Shares also fell sharply in Taiwan, Singapore, Australia and Indonesia.
Many market players had anticipated news of a possible deal as early as this week in the dispute over Chinese industrial policies and technology. Analysts said Trump's comments might be a negotiating tactic, but might also make Beijing reluctant to appear as if it was giving in to US demands.
"He (Trump) is trying to show the Chinese a little colour, maybe a little punishment.
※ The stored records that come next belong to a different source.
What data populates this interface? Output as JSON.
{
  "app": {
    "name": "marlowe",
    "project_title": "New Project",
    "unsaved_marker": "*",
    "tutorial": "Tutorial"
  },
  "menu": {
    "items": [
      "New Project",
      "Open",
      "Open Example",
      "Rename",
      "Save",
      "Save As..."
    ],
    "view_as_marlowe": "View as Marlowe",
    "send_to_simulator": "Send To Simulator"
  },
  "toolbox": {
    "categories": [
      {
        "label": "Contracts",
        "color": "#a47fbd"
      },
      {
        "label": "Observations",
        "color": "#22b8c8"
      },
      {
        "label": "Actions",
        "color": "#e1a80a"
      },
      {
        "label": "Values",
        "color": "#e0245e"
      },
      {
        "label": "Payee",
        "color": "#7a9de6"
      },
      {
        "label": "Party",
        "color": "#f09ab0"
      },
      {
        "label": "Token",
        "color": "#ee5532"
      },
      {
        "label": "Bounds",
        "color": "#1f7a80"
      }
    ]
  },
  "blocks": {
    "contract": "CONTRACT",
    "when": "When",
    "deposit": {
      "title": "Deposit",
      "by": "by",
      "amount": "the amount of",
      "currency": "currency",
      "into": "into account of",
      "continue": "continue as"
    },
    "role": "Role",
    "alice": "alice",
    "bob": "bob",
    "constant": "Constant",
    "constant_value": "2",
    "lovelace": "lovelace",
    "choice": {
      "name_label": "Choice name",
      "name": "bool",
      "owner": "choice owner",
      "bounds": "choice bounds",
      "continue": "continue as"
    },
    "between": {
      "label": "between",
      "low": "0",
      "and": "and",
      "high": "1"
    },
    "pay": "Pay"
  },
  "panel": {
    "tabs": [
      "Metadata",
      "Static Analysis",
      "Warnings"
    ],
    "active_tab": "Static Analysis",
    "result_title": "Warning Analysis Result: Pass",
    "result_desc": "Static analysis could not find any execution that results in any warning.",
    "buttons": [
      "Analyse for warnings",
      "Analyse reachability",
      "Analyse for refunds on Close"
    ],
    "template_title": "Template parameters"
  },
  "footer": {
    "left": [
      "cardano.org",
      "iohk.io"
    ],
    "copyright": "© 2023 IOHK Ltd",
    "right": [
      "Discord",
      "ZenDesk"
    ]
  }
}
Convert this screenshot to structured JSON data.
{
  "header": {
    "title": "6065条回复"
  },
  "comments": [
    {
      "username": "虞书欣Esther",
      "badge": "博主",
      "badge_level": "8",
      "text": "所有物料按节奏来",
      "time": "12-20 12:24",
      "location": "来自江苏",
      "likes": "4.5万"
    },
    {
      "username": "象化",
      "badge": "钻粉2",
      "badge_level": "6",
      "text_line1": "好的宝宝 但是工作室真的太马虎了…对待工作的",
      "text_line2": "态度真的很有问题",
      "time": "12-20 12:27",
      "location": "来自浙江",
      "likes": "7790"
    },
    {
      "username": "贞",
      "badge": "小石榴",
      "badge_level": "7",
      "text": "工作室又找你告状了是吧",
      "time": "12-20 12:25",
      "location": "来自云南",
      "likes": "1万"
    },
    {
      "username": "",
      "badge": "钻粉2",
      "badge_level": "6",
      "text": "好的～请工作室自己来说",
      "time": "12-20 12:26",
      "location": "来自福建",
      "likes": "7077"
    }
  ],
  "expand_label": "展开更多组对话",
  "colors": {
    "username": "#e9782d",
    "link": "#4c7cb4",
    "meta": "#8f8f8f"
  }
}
Of course, the effect is catastrophic," said Francis Lun, a stock analyst based in Hong Kong.
Chris Weston of Pepperstone said markets had been treated to a "genuine shock."
"However, today's comments hit us at a time when most were expecting some sort of market-friendly resolution to be formally announced in the next two weeks," he said.
The revived tensions over trade pulled oil prices lower.
Benchmark US crude shed USD 1.26, or 2 per cent, to USD 60.68 per barrel in electronic trading on the New York Mercantile Exchange.
It gained 13 cents to USD 61.94 per barrel on Friday.
Brent crude, the international standard, gave up USD 1.19, or 1.7 per cent, to USD 69.66 per barrel. It rose 10 cents on Friday to USD 70.85 per barrel.
In currency trading, the Japanese yen, viewed as a safe haven for investors, advanced against the US dollar.
The greenback was trading at 110.74 Japanese yen by midday Monday, down from 111.11 yen on Friday.
The euro weakened to USD 1.1185 from USD 1.1200 on Friday.
(This story has not been edited by Business Standard staff and is auto-generated from a syndicated feed.)